* Aim of the task *
Whenever a line in the data below includes the string "JSON", copy it out.

* Available records *
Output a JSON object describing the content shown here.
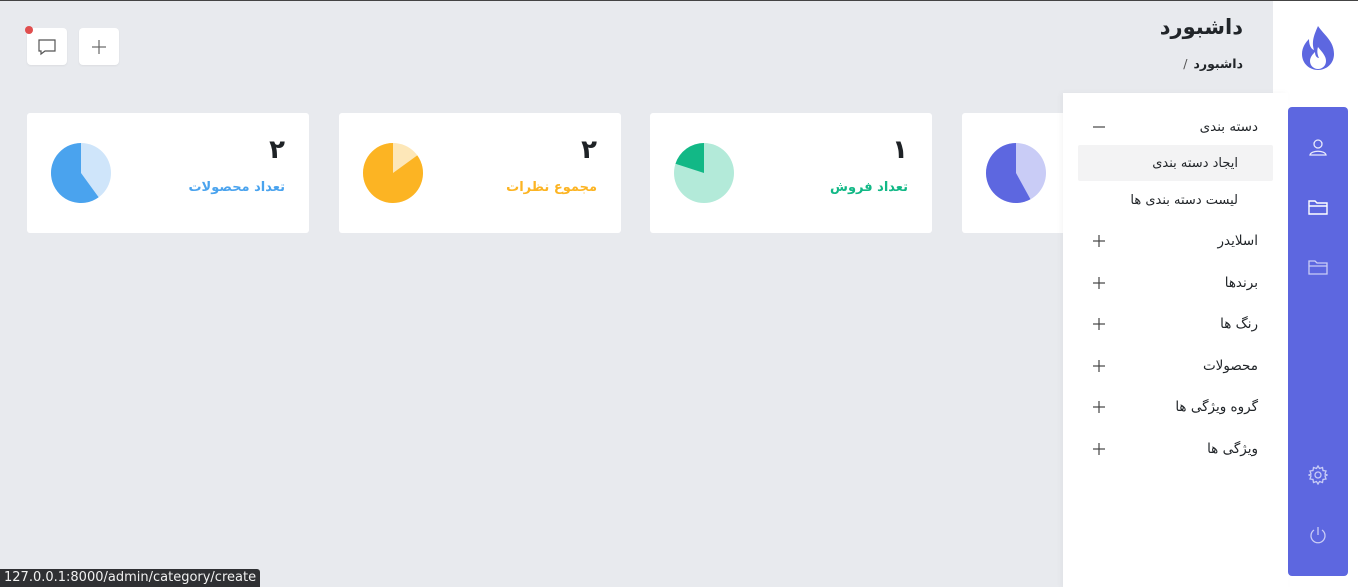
{
  "header": {
    "title": "داشبورد",
    "breadcrumb": {
      "current": "داشبورد",
      "separator": "/"
    }
  },
  "top_actions": {
    "chat": {
      "icon": "chat-icon",
      "has_notification": true
    },
    "add": {
      "icon": "plus-icon"
    }
  },
  "cards": [
    {
      "value": "۲",
      "label": "تعداد محصولات",
      "color": "#4aa3ee",
      "light_color": "#cfe5fa",
      "fraction": 0.6
    },
    {
      "value": "۲",
      "label": "مجموع نظرات",
      "color": "#fcb423",
      "light_color": "#fde7b8",
      "fraction": 0.85
    },
    {
      "value": "۱",
      "label": "تعداد فروش",
      "color": "#12b886",
      "light_color": "#b3ead9",
      "fraction": 0.2
    },
    {
      "value": "",
      "label": "",
      "color": "#5d67e0",
      "light_color": "#c9ccf6",
      "fraction": 0.58
    }
  ],
  "menu": {
    "items": [
      {
        "label": "دسته بندی",
        "expanded": true,
        "children": [
          {
            "label": "ایجاد دسته بندی",
            "active": true
          },
          {
            "label": "لیست دسته بندی ها",
            "active": false
          }
        ]
      },
      {
        "label": "اسلایدر",
        "expanded": false
      },
      {
        "label": "برندها",
        "expanded": false
      },
      {
        "label": "رنگ ها",
        "expanded": false
      },
      {
        "label": "محصولات",
        "expanded": false
      },
      {
        "label": "گروه ویژگی ها",
        "expanded": false
      },
      {
        "label": "ویژگی ها",
        "expanded": false
      }
    ]
  },
  "rail": {
    "icons": [
      "user-icon",
      "folder-icon",
      "folder-icon",
      "gear-icon",
      "power-icon"
    ],
    "accent": "#5d67e0"
  },
  "statusbar": {
    "url": "127.0.0.1:8000/admin/category/create"
  }
}
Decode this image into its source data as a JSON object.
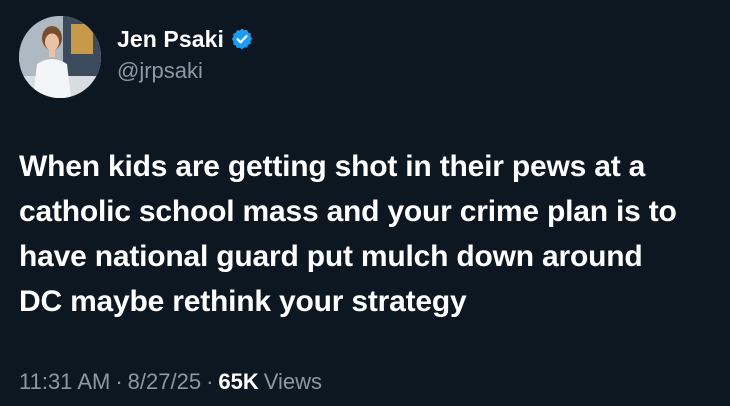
{
  "author": {
    "name": "Jen Psaki",
    "handle": "@jrpsaki",
    "verified_icon": "verified-badge-icon",
    "badge_color": "#1d9bf0"
  },
  "tweet": {
    "text": "When kids are getting shot in their pews at a\ncatholic school mass and your crime plan is to\nhave national guard put mulch down around\nDC maybe rethink your strategy"
  },
  "meta": {
    "time": "11:31 AM",
    "separator": "·",
    "date": "8/27/25",
    "views_count": "65K",
    "views_label": "Views"
  },
  "colors": {
    "background": "#0d1721",
    "text": "#ffffff",
    "muted": "#8b98a5"
  }
}
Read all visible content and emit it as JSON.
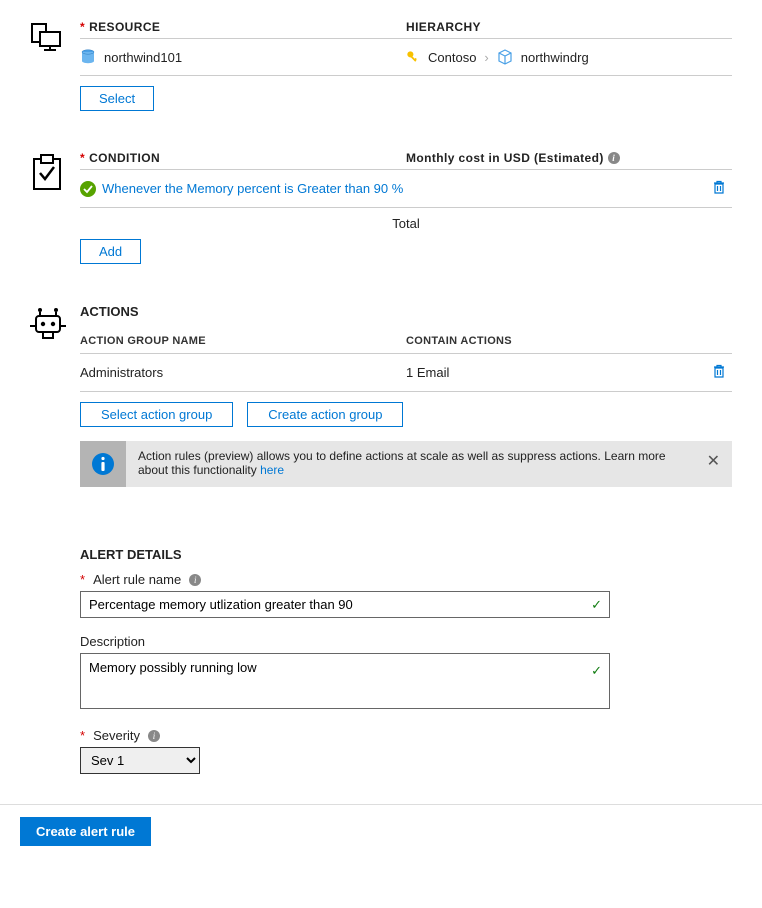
{
  "resource": {
    "header_label": "RESOURCE",
    "hierarchy_label": "HIERARCHY",
    "name": "northwind101",
    "hierarchy_root": "Contoso",
    "hierarchy_child": "northwindrg",
    "select_btn": "Select"
  },
  "condition": {
    "header_label": "CONDITION",
    "cost_label": "Monthly cost in USD (Estimated)",
    "rule_text": "Whenever the Memory percent is Greater than 90 %",
    "total_label": "Total",
    "add_btn": "Add"
  },
  "actions": {
    "header": "ACTIONS",
    "col_group": "ACTION GROUP NAME",
    "col_contain": "CONTAIN ACTIONS",
    "group_name": "Administrators",
    "contain_value": "1 Email",
    "select_group_btn": "Select action group",
    "create_group_btn": "Create action group",
    "info_text_1": "Action rules (preview) allows you to define actions at scale as well as suppress actions. Learn more about this functionality ",
    "info_link": "here"
  },
  "details": {
    "header": "ALERT DETAILS",
    "name_label": "Alert rule name",
    "name_value": "Percentage memory utlization greater than 90",
    "desc_label": "Description",
    "desc_value": "Memory possibly running low",
    "severity_label": "Severity",
    "severity_value": "Sev 1"
  },
  "footer": {
    "create_btn": "Create alert rule"
  }
}
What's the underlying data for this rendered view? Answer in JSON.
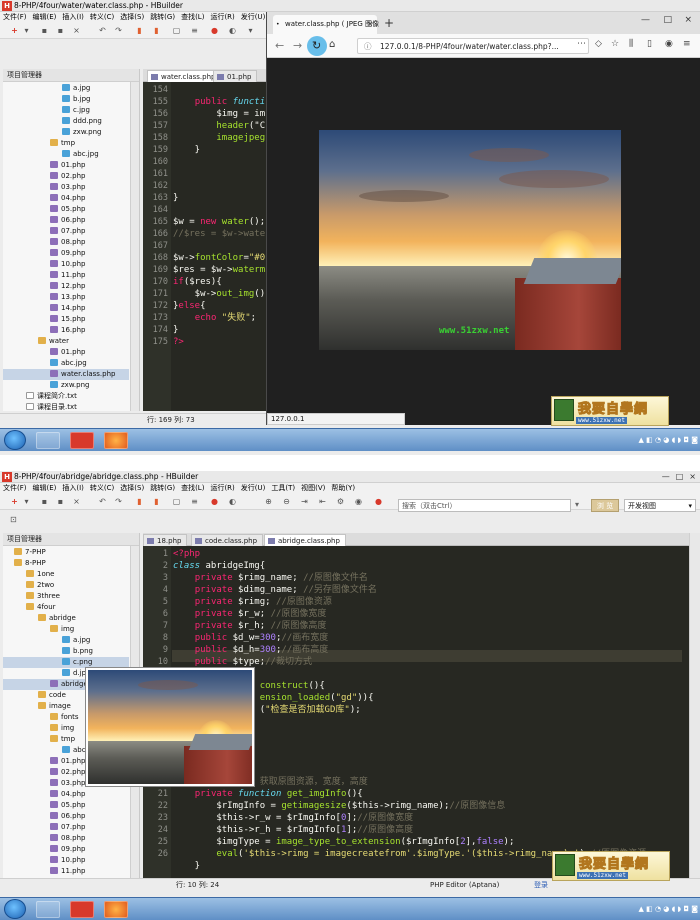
{
  "top": {
    "window_title": "8-PHP/4four/water/water.class.php - HBuilder",
    "menu": [
      "文件(F)",
      "编辑(E)",
      "插入(I)",
      "转义(C)",
      "选择(S)",
      "跳转(G)",
      "查找(L)",
      "运行(R)",
      "发行(U)"
    ],
    "tree_header": "项目管理器",
    "tree": [
      {
        "label": "a.jpg",
        "kind": "img",
        "indent": 62
      },
      {
        "label": "b.jpg",
        "kind": "img",
        "indent": 62
      },
      {
        "label": "c.jpg",
        "kind": "img",
        "indent": 62
      },
      {
        "label": "ddd.png",
        "kind": "img",
        "indent": 62
      },
      {
        "label": "zxw.png",
        "kind": "img",
        "indent": 62
      },
      {
        "label": "tmp",
        "kind": "folder",
        "indent": 50
      },
      {
        "label": "abc.jpg",
        "kind": "img",
        "indent": 62
      },
      {
        "label": "01.php",
        "kind": "php",
        "indent": 50
      },
      {
        "label": "02.php",
        "kind": "php",
        "indent": 50
      },
      {
        "label": "03.php",
        "kind": "php",
        "indent": 50
      },
      {
        "label": "04.php",
        "kind": "php",
        "indent": 50
      },
      {
        "label": "05.php",
        "kind": "php",
        "indent": 50
      },
      {
        "label": "06.php",
        "kind": "php",
        "indent": 50
      },
      {
        "label": "07.php",
        "kind": "php",
        "indent": 50
      },
      {
        "label": "08.php",
        "kind": "php",
        "indent": 50
      },
      {
        "label": "09.php",
        "kind": "php",
        "indent": 50
      },
      {
        "label": "10.php",
        "kind": "php",
        "indent": 50
      },
      {
        "label": "11.php",
        "kind": "php",
        "indent": 50
      },
      {
        "label": "12.php",
        "kind": "php",
        "indent": 50
      },
      {
        "label": "13.php",
        "kind": "php",
        "indent": 50
      },
      {
        "label": "14.php",
        "kind": "php",
        "indent": 50
      },
      {
        "label": "15.php",
        "kind": "php",
        "indent": 50
      },
      {
        "label": "16.php",
        "kind": "php",
        "indent": 50
      },
      {
        "label": "water",
        "kind": "folder",
        "indent": 38
      },
      {
        "label": "01.php",
        "kind": "php",
        "indent": 50
      },
      {
        "label": "abc.jpg",
        "kind": "img",
        "indent": 50
      },
      {
        "label": "water.class.php",
        "kind": "php",
        "indent": 50,
        "selected": true
      },
      {
        "label": "zxw.png",
        "kind": "img",
        "indent": 50
      },
      {
        "label": "课程简介.txt",
        "kind": "txt",
        "indent": 26
      },
      {
        "label": "课程目录.txt",
        "kind": "txt",
        "indent": 26
      }
    ],
    "tabs": [
      "water.class.php",
      "01.php"
    ],
    "gutter": [
      "154",
      "155",
      "156",
      "157",
      "158",
      "159",
      "160",
      "161",
      "162",
      "163",
      "164",
      "165",
      "166",
      "167",
      "168",
      "169",
      "170",
      "171",
      "172",
      "173",
      "174",
      "175"
    ],
    "code": [
      "",
      "    <k>public</k> <t>functi</t>",
      "        $img = im",
      "        <f>header</f>(\"C",
      "        <f>imagejpeg</f>",
      "    }",
      "",
      "",
      "",
      "}",
      "",
      "$w = <k>new</k> <f>water</f>();",
      "<c>//$res = $w->wate</c>",
      "",
      "$w-><f>fontColor</f>=<s>\"#0</s>",
      "$res = $w-><f>waterm</f>",
      "<k>if</k>($res){",
      "    $w-><f>out_img</f>()",
      "}<k>else</k>{",
      "    <k>echo</k> <s>\"失败\"</s>;",
      "}",
      "<k>?></k>"
    ],
    "status": "行: 169 列: 73",
    "browser": {
      "tab_title": "water.class.php ( JPEG 图像",
      "url": "127.0.0.1/8-PHP/4four/water/water.class.php?...",
      "status": "127.0.0.1"
    },
    "image_watermark": "www.51zxw.net"
  },
  "bottom": {
    "window_title": "8-PHP/4four/abridge/abridge.class.php - HBuilder",
    "menu": [
      "文件(F)",
      "编辑(E)",
      "插入(I)",
      "转义(C)",
      "选择(S)",
      "跳转(G)",
      "查找(L)",
      "运行(R)",
      "发行(U)",
      "工具(T)",
      "视图(V)",
      "帮助(Y)"
    ],
    "search_placeholder": "搜索（双击Ctrl）",
    "compare_button": "浏 览",
    "view_select": "开发视图",
    "tree_header": "项目管理器",
    "tree": [
      {
        "label": "7-PHP",
        "kind": "folder",
        "indent": 14
      },
      {
        "label": "8-PHP",
        "kind": "folder",
        "indent": 14
      },
      {
        "label": "1one",
        "kind": "folder",
        "indent": 26
      },
      {
        "label": "2two",
        "kind": "folder",
        "indent": 26
      },
      {
        "label": "3three",
        "kind": "folder",
        "indent": 26
      },
      {
        "label": "4four",
        "kind": "folder",
        "indent": 26
      },
      {
        "label": "abridge",
        "kind": "folder",
        "indent": 38
      },
      {
        "label": "img",
        "kind": "folder",
        "indent": 50
      },
      {
        "label": "a.jpg",
        "kind": "img",
        "indent": 62
      },
      {
        "label": "b.png",
        "kind": "img",
        "indent": 62
      },
      {
        "label": "c.png",
        "kind": "img",
        "indent": 62,
        "selected": true
      },
      {
        "label": "d.jp",
        "kind": "img",
        "indent": 62
      },
      {
        "label": "abridge",
        "kind": "php",
        "indent": 50,
        "selected": true
      },
      {
        "label": "code",
        "kind": "folder",
        "indent": 38
      },
      {
        "label": "image",
        "kind": "folder",
        "indent": 38
      },
      {
        "label": "fonts",
        "kind": "folder",
        "indent": 50
      },
      {
        "label": "img",
        "kind": "folder",
        "indent": 50
      },
      {
        "label": "tmp",
        "kind": "folder",
        "indent": 50
      },
      {
        "label": "abc.j",
        "kind": "img",
        "indent": 62
      },
      {
        "label": "01.php",
        "kind": "php",
        "indent": 50
      },
      {
        "label": "02.php",
        "kind": "php",
        "indent": 50
      },
      {
        "label": "03.php",
        "kind": "php",
        "indent": 50
      },
      {
        "label": "04.php",
        "kind": "php",
        "indent": 50
      },
      {
        "label": "05.php",
        "kind": "php",
        "indent": 50
      },
      {
        "label": "06.php",
        "kind": "php",
        "indent": 50
      },
      {
        "label": "07.php",
        "kind": "php",
        "indent": 50
      },
      {
        "label": "08.php",
        "kind": "php",
        "indent": 50
      },
      {
        "label": "09.php",
        "kind": "php",
        "indent": 50
      },
      {
        "label": "10.php",
        "kind": "php",
        "indent": 50
      },
      {
        "label": "11.php",
        "kind": "php",
        "indent": 50
      }
    ],
    "tabs": [
      "18.php",
      "code.class.php",
      "abridge.class.php"
    ],
    "gutter": [
      "1",
      "2",
      "3",
      "4",
      "5",
      "6",
      "7",
      "8",
      "9",
      "10",
      "11",
      "12",
      "13",
      "14",
      "15",
      "16",
      "17",
      "18",
      "19",
      "20",
      "21",
      "22",
      "23",
      "24",
      "25",
      "26"
    ],
    "code": [
      "<k><?php</k>",
      "<t>class</t> abridgeImg{",
      "    <k>private</k> $rimg_name; <c>//原图像文件名</c>",
      "    <k>private</k> $dimg_name; <c>//另存图像文件名</c>",
      "    <k>private</k> $rimg; <c>//原图像资源</c>",
      "    <k>private</k> $r_w; <c>//原图像宽度</c>",
      "    <k>private</k> $r_h; <c>//原图像高度</c>",
      "    <k>public</k> $d_w=<n>300</n>;<c>//画布宽度</c>",
      "    <k>public</k> $d_h=<n>300</n>;<c>//画布高度</c>",
      "    <k>public</k> $type;<c>//裁切方式</c>",
      "",
      "                <f>construct</f>(){",
      "                <f>ension_loaded</f>(<s>\"gd\"</s>)){",
      "                (<s>\"检查是否加载GD库\"</s>);",
      "",
      "",
      "",
      "",
      "",
      "                <c>获取原图资源，宽度，高度</c>",
      "    <k>private</k> <t>function</t> <f>get_imgInfo</f>(){",
      "        $rImgInfo = <f>getimagesize</f>($this->rimg_name);<c>//原图像信息</c>",
      "        $this->r_w = $rImgInfo[<n>0</n>];<c>//原图像宽度</c>",
      "        $this->r_h = $rImgInfo[<n>1</n>];<c>//原图像高度</c>",
      "        $imgType = <f>image_type_to_extension</f>($rImgInfo[<n>2</n>],<n>false</n>);",
      "        <f>eval</f>(<s>'$this->rimg = imagecreatefrom'.$imgType.'($this->rimg_name);'</s>);<c>//原图像资源</c>",
      "    }"
    ],
    "status": "行: 10 列: 24",
    "editor_mode": "PHP Editor (Aptana)",
    "login": "登录"
  },
  "logo": {
    "text": "我要自學網",
    "url": "www.51zxw.net"
  },
  "colors": {
    "editor_bg": "#272822",
    "keyword": "#f92672",
    "function": "#a6e22e",
    "string": "#e6db74",
    "comment": "#75715e",
    "number": "#ae81ff",
    "watermark": "#39d033"
  }
}
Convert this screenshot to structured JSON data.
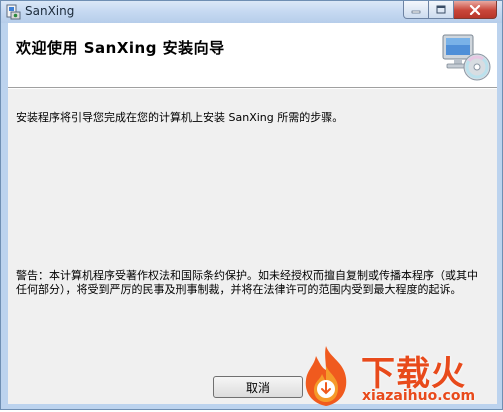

* Task result *
Output a JSON object describing the content shown here.
Decode this image into its source data as a JSON object.
Read all visible content and emit it as JSON.
What's the underlying data for this rendered view? Answer in JSON.
Convert this screenshot to structured JSON data.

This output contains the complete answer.